While you may be able to drive some headphones with a preamp, the signal will be extremely quiet, or inaudible in some cases, but what’s even worse is that the frequency response will be all over the place.
See, when a manufacturer rates their headphones as a single Impedance value, this isn’t totally accurate, since the impedance value of headphones varies depending on the frequency.
Example: at 150Hz, a headphone might have an impedance of 60 Ohm, but at 2k only 45 Ohm.
This will yield a completely inaccurate frequency response because there will be variable volume levels at different frequencies.
Basically, if you want to have the best results possible, go with a headphone amp (could be the one built into an Audio Interface, Mixer, etc.).
On a similar note, here’s another common question I see being asked:
Can a headphone amp be used as a preamp?
Headphone amps are used specifically to boost the signal of a sound source to a high enough level so that it can drive the speakers inside of the headphones.

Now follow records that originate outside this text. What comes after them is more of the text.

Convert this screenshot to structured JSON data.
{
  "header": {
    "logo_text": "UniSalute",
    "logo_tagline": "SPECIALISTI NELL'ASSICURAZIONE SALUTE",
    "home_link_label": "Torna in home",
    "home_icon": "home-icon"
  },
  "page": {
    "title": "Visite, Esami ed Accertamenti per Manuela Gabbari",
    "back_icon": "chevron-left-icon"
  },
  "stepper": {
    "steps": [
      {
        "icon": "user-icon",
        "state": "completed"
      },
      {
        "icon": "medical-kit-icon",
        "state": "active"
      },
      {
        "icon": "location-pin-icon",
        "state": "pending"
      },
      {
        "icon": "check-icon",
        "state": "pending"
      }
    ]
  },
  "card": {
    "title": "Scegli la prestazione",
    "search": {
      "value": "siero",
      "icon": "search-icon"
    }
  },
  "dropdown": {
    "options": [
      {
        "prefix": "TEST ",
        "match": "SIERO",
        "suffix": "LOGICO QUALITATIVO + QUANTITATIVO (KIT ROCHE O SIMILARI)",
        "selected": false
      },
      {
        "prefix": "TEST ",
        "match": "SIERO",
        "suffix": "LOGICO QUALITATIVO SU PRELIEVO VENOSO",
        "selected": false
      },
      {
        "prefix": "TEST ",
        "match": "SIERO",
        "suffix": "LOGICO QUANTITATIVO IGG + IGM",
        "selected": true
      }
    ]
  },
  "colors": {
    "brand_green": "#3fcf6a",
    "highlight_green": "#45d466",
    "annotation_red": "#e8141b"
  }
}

Essentially, a headphone amp has a built-in preamp as well, and driving a higher impedance load won’t be an issue since it’s designed to do that.
I know this ended up being more of a FAQs article where I answer a lot of questions related to amps and preamps, so I hope you found all the info helpful.
If there’s some other question you might have that I didn’t answer in this post, feel free to leave a comment below!
Thanks and I hope to see you around!